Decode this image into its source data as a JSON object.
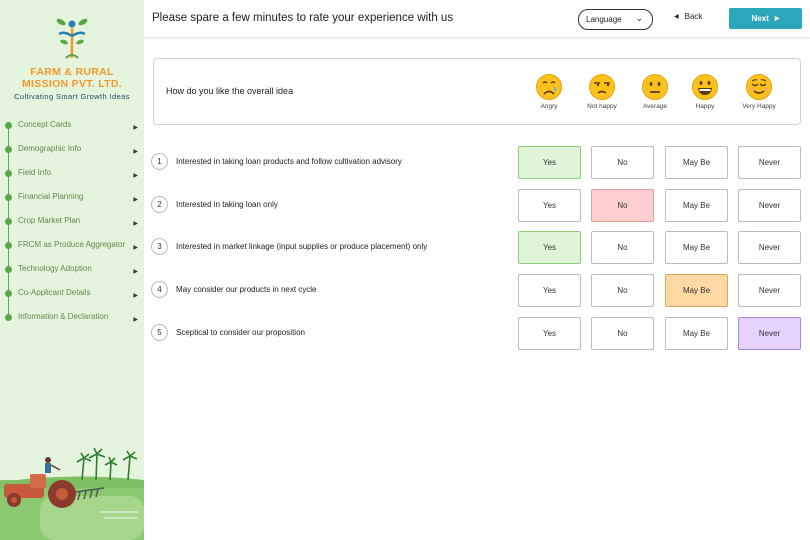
{
  "sidebar": {
    "brand_line1": "FARM & RURAL",
    "brand_line2": "MISSION PVT. LTD.",
    "tagline": "Cultivating Smart Growth Ideas",
    "items": [
      {
        "label": "Concept Cards"
      },
      {
        "label": "Demographic Info"
      },
      {
        "label": "Field Info"
      },
      {
        "label": "Financial Planning"
      },
      {
        "label": "Crop Market Plan"
      },
      {
        "label": "FRCM as Produce Aggregator"
      },
      {
        "label": "Technology Adoption"
      },
      {
        "label": "Co-Applicant Details"
      },
      {
        "label": "Information & Declaration"
      }
    ]
  },
  "header": {
    "title": "Please spare a few minutes to rate your experience with us",
    "language_label": "Language",
    "back_label": "Back",
    "next_label": "Next"
  },
  "rating": {
    "question": "How do you like the overall idea",
    "options": [
      {
        "label": "Angry",
        "icon": "crying-face-icon"
      },
      {
        "label": "Not happy",
        "icon": "unamused-face-icon"
      },
      {
        "label": "Average",
        "icon": "neutral-face-icon"
      },
      {
        "label": "Happy",
        "icon": "grinning-face-icon"
      },
      {
        "label": "Very Happy",
        "icon": "relieved-face-icon"
      }
    ]
  },
  "answer_labels": [
    "Yes",
    "No",
    "May Be",
    "Never"
  ],
  "questions": [
    {
      "num": "1",
      "text": "Interested in taking loan products and follow cultivation advisory",
      "selected": "Yes"
    },
    {
      "num": "2",
      "text": "Interested in taking loan only",
      "selected": "No"
    },
    {
      "num": "3",
      "text": "Interested in market linkage (input supplies or produce placement) only",
      "selected": "Yes"
    },
    {
      "num": "4",
      "text": "May consider our products in next cycle",
      "selected": "May Be"
    },
    {
      "num": "5",
      "text": "Sceptical to consider our proposition",
      "selected": "Never"
    }
  ],
  "colors": {
    "accent": "#2ba7bb",
    "brand": "#f2992e",
    "sidebar_bg": "#e5f4dc",
    "yes_selected": "#dff5d7",
    "no_selected": "#ffcfcf",
    "maybe_selected": "#ffd9a3",
    "never_selected": "#e6d2ff"
  }
}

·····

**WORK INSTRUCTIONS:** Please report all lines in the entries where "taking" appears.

**SOLUTION FOR THIS TASK:**
      "text": "Interested in taking loan products and follow cultivation advisory",
      "text": "Interested in taking loan only",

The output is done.